What you need to do: Look through the material below and copy every line containing the word "residenziale".

++++++++++++++++++++

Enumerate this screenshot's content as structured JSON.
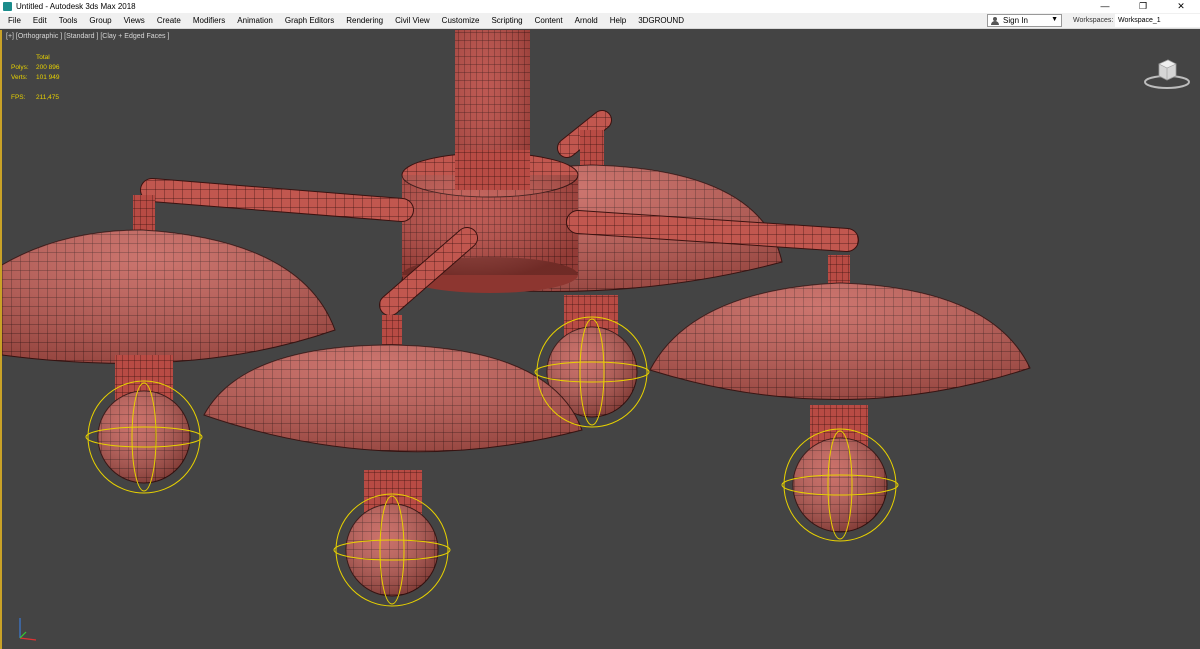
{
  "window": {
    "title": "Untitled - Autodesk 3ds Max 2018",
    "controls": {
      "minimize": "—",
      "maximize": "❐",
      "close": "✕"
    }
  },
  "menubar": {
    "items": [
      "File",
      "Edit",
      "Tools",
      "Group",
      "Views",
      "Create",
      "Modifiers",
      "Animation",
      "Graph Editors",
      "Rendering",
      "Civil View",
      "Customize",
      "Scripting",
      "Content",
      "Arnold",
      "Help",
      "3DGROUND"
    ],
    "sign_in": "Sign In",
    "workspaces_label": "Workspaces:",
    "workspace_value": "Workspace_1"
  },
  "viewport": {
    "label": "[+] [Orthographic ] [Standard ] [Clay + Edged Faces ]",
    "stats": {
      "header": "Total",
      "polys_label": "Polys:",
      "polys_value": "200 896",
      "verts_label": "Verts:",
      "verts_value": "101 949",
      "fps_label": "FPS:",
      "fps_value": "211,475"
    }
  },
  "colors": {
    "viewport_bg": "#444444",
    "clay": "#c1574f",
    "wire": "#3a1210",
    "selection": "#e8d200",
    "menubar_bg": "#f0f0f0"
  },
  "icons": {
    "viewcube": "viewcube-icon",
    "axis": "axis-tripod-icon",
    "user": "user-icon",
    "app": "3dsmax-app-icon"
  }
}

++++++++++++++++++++

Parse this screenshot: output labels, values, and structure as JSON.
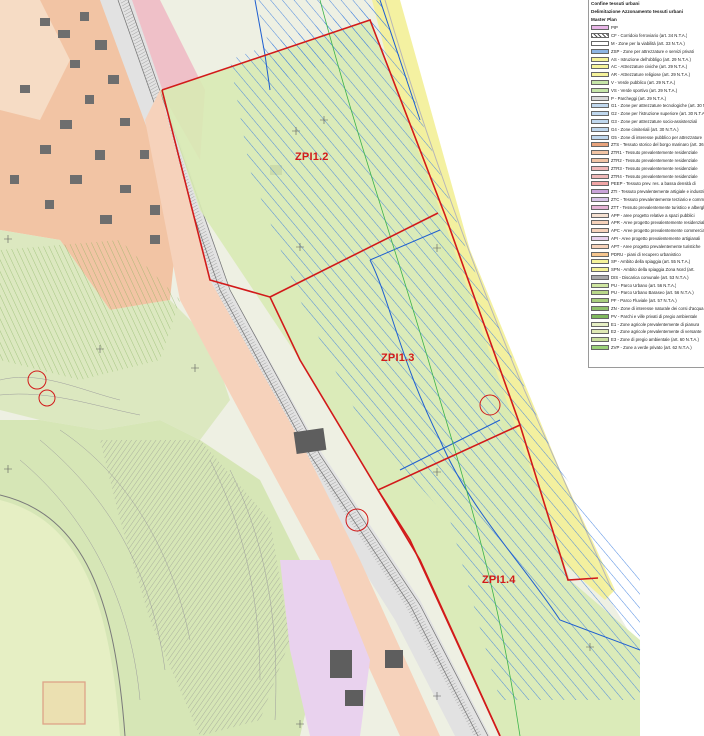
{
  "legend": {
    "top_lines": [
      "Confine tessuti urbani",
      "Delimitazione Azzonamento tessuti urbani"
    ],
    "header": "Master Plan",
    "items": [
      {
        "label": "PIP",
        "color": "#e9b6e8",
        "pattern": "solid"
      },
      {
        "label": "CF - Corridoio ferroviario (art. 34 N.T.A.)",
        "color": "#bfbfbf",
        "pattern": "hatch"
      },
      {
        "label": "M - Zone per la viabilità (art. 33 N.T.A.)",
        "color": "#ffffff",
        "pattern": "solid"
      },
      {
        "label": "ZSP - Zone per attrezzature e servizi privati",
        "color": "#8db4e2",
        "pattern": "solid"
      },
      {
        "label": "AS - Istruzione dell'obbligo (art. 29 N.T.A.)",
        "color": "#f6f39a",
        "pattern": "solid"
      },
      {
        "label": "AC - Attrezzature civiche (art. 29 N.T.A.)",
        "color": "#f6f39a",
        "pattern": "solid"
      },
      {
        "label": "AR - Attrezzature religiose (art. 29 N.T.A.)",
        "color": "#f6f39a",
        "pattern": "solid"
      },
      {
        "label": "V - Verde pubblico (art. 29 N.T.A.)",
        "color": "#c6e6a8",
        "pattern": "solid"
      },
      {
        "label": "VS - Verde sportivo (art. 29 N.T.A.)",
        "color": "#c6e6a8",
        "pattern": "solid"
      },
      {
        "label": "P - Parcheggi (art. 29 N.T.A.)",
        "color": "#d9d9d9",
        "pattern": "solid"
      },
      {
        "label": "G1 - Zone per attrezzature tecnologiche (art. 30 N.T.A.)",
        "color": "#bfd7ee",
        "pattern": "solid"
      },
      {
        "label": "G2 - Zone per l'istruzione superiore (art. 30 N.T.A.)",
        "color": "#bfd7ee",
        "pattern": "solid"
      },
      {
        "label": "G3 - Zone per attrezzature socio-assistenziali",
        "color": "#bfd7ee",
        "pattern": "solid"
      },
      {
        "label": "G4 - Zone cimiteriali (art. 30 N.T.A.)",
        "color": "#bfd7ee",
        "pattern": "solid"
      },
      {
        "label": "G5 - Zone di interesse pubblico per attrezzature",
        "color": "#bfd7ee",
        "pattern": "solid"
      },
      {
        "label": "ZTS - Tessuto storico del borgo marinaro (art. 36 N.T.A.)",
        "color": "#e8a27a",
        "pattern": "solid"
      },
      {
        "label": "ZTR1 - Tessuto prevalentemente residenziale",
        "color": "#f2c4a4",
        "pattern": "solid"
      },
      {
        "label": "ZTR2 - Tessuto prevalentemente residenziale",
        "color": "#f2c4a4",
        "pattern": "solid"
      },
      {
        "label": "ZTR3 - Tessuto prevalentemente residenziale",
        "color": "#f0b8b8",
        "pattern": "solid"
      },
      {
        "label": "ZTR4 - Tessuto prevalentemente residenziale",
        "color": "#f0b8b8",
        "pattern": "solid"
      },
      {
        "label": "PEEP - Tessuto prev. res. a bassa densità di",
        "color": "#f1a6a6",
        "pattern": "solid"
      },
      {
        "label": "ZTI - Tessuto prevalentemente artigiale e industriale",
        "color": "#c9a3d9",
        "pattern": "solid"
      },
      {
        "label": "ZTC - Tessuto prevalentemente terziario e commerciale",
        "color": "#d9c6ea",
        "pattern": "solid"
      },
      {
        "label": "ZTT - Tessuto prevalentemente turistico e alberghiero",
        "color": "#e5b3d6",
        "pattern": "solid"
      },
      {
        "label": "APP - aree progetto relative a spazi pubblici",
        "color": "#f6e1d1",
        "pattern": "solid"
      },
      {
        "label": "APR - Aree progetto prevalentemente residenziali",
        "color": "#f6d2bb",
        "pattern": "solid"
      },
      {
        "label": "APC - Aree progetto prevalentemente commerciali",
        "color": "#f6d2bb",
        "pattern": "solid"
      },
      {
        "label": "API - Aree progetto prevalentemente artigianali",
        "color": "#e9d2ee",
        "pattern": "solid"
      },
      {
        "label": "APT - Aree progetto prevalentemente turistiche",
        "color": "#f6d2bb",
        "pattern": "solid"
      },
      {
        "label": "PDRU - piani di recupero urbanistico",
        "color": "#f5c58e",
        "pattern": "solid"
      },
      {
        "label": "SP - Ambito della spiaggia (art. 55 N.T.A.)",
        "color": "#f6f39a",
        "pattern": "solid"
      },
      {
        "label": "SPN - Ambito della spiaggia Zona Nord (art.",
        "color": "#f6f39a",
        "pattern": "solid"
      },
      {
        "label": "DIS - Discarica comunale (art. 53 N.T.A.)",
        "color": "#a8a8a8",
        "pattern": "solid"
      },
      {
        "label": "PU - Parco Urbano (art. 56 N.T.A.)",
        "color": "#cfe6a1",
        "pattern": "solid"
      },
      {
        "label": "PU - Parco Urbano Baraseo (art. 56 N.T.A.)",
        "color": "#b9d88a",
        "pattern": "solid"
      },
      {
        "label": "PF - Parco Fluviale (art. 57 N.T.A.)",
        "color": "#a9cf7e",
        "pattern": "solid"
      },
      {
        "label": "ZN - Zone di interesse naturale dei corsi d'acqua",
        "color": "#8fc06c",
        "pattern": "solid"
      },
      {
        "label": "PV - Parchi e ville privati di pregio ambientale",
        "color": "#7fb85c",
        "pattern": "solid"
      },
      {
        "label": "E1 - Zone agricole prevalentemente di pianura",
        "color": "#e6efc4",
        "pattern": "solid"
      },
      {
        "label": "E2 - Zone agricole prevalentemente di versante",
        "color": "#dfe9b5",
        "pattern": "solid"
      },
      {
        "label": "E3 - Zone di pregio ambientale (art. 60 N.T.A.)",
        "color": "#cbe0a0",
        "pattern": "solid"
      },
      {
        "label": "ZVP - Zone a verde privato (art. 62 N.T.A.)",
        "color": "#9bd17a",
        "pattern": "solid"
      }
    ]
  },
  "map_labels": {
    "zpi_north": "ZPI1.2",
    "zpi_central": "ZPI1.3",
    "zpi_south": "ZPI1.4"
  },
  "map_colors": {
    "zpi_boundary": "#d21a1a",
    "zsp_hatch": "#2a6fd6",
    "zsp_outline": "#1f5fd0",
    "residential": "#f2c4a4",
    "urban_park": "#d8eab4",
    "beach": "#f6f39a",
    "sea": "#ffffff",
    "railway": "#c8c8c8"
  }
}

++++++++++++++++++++

Output:
        "label": "ZTR1 - Tessuto prevalentemente residenziale",
        "label": "ZTR2 - Tessuto prevalentemente residenziale",
        "label": "ZTR3 - Tessuto prevalentemente residenziale",
        "label": "ZTR4 - Tessuto prevalentemente residenziale",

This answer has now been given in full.